Good to know

At TU Wien there is the fem*MA network , a network that was founded to support women* in mathematics and to engage more women* in this field of research. At the "Paths for Maths" event on May 24, the network celebrates women in mathematics.

When’ May 24, 1:30 p.m. to 4:30 p.m.

Where’ TU Wien Library, seminar room 5th floor


About our female mathematicians

Alexia Fürnkranz-Prskawetz has been Professor of Mathematical Economics since 2008 and is primarily concerned with modelling the impact of demographic processes (especially the ageing of the population) on economic processes.

Ekaterina Fokina studied mathematics at Novosibirsk State University. During her doctoral studies, she spent a year at the University of Notre Dame in South Bend (USA). After graduating, she came to Vienna in 2008 and first worked at the Kurt Gödel Research Center for Mathematical Logic at the University of Vienna, where she obtained the Venia Docendi for Mathematics in 2013 with the thesis "Complexity of equivalence relations". Since 2015, she has been working in the research field of Computational Logic at the Vienna University of Technology.

Katharina Schuh studied mathematics at the University of Bonn. At the end of 2022, she joined TU Wien as a postdoc, where she researches and works at the Institute for Analysis and Scientific Computing (ASC) in the working group "Analysis of nonlinear PDEs".

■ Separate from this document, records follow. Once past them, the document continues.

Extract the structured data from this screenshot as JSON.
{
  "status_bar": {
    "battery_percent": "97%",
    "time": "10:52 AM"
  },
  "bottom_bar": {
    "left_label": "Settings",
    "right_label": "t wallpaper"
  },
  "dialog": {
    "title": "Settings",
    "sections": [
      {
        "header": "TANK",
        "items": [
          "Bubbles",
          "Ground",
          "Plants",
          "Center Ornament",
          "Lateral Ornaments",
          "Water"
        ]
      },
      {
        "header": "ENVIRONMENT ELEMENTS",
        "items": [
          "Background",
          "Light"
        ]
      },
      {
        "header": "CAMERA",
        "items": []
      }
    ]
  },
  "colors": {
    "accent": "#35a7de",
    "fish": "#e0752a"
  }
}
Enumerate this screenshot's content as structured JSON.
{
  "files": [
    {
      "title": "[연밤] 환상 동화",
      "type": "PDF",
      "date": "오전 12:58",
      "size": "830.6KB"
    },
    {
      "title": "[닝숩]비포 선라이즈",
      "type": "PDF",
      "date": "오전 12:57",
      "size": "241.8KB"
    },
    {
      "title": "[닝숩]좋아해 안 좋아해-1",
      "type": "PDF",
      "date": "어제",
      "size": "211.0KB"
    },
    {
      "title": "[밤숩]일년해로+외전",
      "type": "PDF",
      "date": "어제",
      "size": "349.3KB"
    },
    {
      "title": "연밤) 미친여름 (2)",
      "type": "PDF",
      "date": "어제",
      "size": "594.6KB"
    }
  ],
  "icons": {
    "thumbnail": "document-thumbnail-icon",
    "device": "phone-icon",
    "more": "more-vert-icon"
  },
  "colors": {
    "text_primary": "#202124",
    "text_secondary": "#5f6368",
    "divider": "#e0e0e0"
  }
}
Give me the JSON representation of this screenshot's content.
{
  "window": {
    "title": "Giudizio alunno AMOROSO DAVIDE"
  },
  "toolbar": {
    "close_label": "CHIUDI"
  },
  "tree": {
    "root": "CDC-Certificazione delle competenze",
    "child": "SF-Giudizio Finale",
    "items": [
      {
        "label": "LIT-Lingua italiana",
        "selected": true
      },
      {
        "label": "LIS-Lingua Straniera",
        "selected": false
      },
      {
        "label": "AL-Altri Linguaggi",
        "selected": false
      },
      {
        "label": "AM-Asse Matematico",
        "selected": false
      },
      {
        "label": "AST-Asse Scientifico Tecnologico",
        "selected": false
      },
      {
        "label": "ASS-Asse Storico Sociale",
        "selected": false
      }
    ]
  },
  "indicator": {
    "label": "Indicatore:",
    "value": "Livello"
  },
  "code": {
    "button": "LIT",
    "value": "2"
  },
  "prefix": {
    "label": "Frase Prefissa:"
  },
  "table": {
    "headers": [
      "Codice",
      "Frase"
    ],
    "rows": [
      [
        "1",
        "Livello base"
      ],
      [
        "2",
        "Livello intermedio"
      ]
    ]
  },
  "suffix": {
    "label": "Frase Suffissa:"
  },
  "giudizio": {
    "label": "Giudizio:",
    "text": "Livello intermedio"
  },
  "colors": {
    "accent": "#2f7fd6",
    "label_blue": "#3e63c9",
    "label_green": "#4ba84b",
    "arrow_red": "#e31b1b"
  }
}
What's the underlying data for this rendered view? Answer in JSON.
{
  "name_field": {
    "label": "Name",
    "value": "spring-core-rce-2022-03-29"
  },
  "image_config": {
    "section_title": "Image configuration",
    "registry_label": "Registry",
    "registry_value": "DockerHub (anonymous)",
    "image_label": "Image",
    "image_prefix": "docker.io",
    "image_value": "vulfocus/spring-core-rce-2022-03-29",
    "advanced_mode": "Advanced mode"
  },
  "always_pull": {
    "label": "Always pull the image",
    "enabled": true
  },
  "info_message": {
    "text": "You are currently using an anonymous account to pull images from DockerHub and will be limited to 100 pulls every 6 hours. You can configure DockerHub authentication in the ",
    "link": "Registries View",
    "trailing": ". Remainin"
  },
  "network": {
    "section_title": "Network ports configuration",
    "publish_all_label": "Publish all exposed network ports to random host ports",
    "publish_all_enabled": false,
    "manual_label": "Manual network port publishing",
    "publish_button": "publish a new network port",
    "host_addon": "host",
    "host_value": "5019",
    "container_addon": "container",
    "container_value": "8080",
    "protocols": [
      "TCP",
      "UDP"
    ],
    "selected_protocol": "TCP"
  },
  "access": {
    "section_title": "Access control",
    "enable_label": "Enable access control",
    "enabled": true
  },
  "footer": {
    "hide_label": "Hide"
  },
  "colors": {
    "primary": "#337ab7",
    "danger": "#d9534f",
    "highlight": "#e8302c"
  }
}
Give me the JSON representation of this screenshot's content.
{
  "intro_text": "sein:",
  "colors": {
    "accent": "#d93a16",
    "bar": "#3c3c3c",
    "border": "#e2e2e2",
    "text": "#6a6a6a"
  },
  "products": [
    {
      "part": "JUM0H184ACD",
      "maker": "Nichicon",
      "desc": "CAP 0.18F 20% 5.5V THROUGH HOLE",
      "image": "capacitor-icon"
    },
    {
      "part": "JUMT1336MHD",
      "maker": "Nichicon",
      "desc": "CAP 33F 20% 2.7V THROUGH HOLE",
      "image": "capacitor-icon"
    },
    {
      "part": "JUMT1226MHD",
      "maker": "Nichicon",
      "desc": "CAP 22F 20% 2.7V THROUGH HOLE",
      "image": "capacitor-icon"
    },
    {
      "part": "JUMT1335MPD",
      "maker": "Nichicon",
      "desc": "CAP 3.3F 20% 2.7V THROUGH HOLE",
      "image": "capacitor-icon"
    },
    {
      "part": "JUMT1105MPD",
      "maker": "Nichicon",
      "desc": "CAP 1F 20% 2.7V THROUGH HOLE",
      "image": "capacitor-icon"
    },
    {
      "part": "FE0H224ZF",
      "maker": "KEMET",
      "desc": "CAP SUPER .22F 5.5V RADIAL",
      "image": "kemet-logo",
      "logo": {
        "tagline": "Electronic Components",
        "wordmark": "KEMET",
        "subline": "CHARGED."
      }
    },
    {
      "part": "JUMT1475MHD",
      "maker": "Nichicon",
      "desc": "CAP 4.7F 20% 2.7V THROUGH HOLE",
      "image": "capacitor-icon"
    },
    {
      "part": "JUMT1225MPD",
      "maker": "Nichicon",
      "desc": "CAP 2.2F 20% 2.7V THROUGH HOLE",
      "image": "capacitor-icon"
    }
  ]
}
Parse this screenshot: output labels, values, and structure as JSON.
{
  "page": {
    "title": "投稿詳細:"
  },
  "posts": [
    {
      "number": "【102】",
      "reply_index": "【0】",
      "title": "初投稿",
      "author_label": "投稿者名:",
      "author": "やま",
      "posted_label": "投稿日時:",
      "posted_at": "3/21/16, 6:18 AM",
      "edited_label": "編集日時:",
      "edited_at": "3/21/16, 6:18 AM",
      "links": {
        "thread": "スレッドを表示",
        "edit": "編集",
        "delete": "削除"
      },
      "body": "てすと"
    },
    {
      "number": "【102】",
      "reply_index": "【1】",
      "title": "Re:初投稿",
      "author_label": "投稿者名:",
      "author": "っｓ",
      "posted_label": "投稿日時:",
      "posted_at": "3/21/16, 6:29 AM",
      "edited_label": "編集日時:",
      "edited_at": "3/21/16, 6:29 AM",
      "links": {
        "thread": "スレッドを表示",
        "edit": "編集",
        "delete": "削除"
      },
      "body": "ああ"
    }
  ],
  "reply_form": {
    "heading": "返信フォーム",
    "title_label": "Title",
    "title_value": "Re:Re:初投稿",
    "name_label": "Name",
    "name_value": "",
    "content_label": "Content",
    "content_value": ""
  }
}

Leila Taghizadeh studied mathematics in Iran, where she initially worked as a university lecturer. In 2012, she moved to Austria to work at the Institute of Analysis and Scientific Computing at the Vienna University of Technology - first as a software developer, then as a project assistant. In 2022, she received an FWF-funded Elise Richter Fellowship for her project "Computational Uncertainty Quantification in Nanotechnology", which she started in May 2023 at the Institute of Analysis and Scientific Computing at TU Wien.

Lena Wallner holds her Bachelor’s and Master’s degrees in Mathematics from the University of Vienna and has been a PhD candidate at TU Wien in Set Theory in the field of Inner Model Theory since December 2023. She is also involved with fem*MA.

Sandra Müller studied at the University of Münster, where she completed her doctorate in 2016. Since 2021, she has been working at the Institute of Discrete Mathematics and Geometry as part of the FWF career programme Elise Richter, where she investigates "Woodin cardinal numbers" and other large cardinal numbers as well as axiomatic structures. In 2022, she was awarded the START Prize, Austria’s highest award for outstanding young scientists for her project "Determinacy and Woodin limits of Woodin cardinals".